→ EXERCISE MATERIALS
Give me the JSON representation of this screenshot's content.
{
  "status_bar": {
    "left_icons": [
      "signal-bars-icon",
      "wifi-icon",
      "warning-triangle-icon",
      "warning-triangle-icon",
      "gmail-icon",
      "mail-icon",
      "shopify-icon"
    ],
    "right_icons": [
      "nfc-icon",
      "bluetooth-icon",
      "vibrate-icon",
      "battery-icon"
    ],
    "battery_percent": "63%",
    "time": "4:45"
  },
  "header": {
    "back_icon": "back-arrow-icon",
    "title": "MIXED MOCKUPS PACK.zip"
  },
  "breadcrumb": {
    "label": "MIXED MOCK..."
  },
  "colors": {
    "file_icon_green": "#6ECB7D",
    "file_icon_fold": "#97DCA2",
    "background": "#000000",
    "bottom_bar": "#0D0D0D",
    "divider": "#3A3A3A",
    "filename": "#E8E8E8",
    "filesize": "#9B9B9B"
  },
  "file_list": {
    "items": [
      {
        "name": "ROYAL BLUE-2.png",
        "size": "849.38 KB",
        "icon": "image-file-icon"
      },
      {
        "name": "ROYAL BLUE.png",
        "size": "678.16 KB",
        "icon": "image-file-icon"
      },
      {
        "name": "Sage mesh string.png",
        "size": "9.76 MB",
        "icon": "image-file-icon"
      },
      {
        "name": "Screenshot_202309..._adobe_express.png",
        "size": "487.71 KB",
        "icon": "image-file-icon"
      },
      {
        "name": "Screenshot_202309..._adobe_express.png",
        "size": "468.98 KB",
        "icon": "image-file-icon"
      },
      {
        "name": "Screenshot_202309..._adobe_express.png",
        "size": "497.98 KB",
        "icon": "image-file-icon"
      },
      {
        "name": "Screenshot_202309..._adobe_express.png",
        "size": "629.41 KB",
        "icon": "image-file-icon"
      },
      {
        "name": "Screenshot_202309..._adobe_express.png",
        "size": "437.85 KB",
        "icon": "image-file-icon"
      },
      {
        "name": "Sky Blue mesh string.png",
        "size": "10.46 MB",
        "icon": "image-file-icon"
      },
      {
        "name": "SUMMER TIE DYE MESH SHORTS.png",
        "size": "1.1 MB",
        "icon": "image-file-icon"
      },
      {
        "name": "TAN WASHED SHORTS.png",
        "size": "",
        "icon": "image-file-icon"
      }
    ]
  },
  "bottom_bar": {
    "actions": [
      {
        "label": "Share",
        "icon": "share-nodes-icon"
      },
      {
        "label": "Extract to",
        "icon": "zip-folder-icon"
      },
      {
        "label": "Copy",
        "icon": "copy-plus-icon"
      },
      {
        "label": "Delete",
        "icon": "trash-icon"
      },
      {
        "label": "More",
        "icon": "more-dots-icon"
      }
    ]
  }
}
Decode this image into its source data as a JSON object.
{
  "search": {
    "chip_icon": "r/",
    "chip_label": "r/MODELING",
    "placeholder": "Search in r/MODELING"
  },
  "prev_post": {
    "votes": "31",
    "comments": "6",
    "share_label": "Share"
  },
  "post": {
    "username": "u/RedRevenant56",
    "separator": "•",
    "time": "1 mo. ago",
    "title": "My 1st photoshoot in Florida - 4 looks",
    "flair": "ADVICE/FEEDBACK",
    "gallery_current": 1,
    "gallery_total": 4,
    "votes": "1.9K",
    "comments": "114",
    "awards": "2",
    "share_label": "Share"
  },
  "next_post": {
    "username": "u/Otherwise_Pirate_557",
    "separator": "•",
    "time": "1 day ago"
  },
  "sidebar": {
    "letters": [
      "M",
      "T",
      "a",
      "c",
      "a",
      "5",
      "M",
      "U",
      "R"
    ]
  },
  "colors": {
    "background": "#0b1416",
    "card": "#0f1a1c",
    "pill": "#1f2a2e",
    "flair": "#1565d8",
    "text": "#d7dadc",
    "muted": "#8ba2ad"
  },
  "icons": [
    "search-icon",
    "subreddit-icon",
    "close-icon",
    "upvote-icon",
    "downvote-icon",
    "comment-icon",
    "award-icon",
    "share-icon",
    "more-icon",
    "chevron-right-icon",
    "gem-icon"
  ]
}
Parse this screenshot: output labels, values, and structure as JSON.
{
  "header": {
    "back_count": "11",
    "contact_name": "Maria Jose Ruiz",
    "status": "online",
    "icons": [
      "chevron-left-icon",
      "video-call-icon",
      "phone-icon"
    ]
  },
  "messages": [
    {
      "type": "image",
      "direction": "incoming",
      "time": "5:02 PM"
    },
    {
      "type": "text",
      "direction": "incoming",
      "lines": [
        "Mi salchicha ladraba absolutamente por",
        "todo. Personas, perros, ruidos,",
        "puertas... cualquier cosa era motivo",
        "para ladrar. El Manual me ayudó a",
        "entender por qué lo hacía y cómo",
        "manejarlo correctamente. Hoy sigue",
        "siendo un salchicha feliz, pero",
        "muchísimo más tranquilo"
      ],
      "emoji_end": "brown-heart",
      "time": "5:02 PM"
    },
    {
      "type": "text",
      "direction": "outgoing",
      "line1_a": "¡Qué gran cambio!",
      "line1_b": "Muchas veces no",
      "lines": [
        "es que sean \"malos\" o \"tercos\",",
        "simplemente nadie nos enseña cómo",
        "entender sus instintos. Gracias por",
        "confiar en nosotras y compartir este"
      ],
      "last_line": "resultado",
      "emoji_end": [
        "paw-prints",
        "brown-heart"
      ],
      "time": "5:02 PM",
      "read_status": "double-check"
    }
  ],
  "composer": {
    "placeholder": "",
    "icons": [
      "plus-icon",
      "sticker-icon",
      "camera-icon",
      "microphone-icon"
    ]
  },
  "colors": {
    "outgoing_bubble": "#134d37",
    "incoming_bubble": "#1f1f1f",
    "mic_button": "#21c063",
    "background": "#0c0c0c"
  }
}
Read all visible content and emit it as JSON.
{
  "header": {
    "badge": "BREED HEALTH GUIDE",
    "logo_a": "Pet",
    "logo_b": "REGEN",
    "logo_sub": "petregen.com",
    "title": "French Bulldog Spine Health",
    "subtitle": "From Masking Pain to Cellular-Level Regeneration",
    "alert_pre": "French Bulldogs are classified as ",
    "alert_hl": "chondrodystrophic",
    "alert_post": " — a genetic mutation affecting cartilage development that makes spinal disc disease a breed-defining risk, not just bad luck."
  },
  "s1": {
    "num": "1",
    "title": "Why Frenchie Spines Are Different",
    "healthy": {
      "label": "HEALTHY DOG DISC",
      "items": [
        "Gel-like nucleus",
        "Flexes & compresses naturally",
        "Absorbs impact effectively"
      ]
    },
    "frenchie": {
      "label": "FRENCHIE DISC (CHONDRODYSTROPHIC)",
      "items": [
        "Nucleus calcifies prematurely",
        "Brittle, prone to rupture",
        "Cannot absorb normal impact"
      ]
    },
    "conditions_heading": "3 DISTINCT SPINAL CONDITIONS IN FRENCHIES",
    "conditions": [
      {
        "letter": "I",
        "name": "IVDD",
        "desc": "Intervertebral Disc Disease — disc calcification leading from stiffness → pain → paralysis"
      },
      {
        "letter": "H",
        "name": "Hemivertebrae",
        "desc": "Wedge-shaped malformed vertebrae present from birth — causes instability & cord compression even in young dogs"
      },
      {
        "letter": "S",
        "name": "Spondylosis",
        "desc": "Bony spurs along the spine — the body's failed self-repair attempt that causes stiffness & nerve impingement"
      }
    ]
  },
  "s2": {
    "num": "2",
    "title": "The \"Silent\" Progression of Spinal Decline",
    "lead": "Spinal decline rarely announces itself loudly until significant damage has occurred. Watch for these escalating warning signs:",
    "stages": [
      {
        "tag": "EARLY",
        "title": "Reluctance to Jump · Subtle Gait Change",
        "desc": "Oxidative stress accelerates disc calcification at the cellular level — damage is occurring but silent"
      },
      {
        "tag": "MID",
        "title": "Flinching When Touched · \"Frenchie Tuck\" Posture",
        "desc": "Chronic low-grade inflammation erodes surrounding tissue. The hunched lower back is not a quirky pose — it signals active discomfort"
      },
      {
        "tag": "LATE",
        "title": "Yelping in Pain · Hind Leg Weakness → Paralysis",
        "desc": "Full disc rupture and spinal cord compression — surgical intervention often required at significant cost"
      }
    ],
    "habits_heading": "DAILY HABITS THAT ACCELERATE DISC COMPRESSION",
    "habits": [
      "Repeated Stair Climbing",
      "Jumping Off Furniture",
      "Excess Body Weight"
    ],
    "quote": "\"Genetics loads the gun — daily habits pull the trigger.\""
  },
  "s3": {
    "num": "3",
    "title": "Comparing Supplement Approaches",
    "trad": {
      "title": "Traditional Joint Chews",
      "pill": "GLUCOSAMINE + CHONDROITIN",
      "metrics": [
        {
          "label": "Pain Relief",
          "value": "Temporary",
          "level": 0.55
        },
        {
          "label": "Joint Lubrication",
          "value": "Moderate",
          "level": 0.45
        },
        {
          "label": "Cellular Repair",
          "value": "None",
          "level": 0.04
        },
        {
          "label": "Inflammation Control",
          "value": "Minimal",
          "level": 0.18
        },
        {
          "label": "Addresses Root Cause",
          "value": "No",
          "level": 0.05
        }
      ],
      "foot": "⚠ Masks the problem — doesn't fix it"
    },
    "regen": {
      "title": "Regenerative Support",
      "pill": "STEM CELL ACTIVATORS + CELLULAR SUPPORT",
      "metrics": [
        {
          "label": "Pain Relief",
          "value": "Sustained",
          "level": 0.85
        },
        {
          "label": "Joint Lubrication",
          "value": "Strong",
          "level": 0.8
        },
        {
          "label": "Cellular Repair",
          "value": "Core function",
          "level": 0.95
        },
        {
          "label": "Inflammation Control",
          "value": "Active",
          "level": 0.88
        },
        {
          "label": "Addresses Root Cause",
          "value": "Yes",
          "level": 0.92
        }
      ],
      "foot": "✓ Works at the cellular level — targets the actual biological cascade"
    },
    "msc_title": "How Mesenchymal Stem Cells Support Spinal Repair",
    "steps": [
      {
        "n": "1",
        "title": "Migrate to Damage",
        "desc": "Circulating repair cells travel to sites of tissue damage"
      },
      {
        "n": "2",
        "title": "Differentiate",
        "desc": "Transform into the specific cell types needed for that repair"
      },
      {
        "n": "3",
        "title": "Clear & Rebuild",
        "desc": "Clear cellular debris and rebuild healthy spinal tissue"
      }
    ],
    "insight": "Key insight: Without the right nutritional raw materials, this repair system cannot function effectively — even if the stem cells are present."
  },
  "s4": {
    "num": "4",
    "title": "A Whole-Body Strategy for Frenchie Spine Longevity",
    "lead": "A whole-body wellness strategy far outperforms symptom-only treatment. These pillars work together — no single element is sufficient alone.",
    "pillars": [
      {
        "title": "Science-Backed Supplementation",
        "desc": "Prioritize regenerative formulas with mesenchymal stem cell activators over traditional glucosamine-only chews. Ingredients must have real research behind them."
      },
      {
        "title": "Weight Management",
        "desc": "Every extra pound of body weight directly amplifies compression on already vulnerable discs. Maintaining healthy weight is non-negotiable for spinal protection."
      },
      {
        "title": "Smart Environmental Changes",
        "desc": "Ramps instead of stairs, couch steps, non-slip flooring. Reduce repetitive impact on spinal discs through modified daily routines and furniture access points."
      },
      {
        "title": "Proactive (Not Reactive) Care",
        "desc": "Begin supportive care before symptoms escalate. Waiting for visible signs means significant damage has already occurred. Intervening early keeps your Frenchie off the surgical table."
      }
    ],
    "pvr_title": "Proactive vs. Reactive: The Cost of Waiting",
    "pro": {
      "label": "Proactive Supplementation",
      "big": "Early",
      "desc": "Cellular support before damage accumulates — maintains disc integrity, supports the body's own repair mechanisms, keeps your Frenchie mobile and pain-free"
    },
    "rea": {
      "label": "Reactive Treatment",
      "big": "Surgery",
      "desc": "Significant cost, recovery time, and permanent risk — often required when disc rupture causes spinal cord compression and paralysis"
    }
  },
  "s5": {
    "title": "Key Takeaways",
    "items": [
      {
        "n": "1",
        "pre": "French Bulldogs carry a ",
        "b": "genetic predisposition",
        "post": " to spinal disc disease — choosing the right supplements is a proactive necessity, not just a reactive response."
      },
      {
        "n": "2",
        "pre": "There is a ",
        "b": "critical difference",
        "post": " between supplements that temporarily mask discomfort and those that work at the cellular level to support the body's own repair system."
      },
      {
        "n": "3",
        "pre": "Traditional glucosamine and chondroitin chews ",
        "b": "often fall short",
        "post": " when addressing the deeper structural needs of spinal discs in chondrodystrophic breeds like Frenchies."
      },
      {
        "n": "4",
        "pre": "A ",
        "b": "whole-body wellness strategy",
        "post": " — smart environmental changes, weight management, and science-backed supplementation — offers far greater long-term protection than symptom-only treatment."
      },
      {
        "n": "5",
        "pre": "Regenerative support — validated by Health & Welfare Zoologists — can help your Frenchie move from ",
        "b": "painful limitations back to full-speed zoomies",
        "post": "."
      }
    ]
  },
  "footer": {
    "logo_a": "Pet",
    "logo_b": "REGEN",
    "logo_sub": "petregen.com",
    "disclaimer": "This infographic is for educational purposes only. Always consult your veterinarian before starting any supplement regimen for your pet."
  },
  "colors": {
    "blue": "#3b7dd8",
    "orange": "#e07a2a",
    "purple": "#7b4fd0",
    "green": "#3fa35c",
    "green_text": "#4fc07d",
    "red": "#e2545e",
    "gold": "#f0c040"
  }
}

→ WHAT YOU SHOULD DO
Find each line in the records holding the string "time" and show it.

→ SOLUTION TO THIS PROBLEM
    "time": "4:45"
    "time": "1 mo. ago",
    "time": "1 day ago"
      "time": "5:02 PM"
      "time": "5:02 PM"
      "time": "5:02 PM",
      "desc": "Significant cost, recovery time, and permanent risk — often required when disc rupture causes spinal cord compression and paralysis"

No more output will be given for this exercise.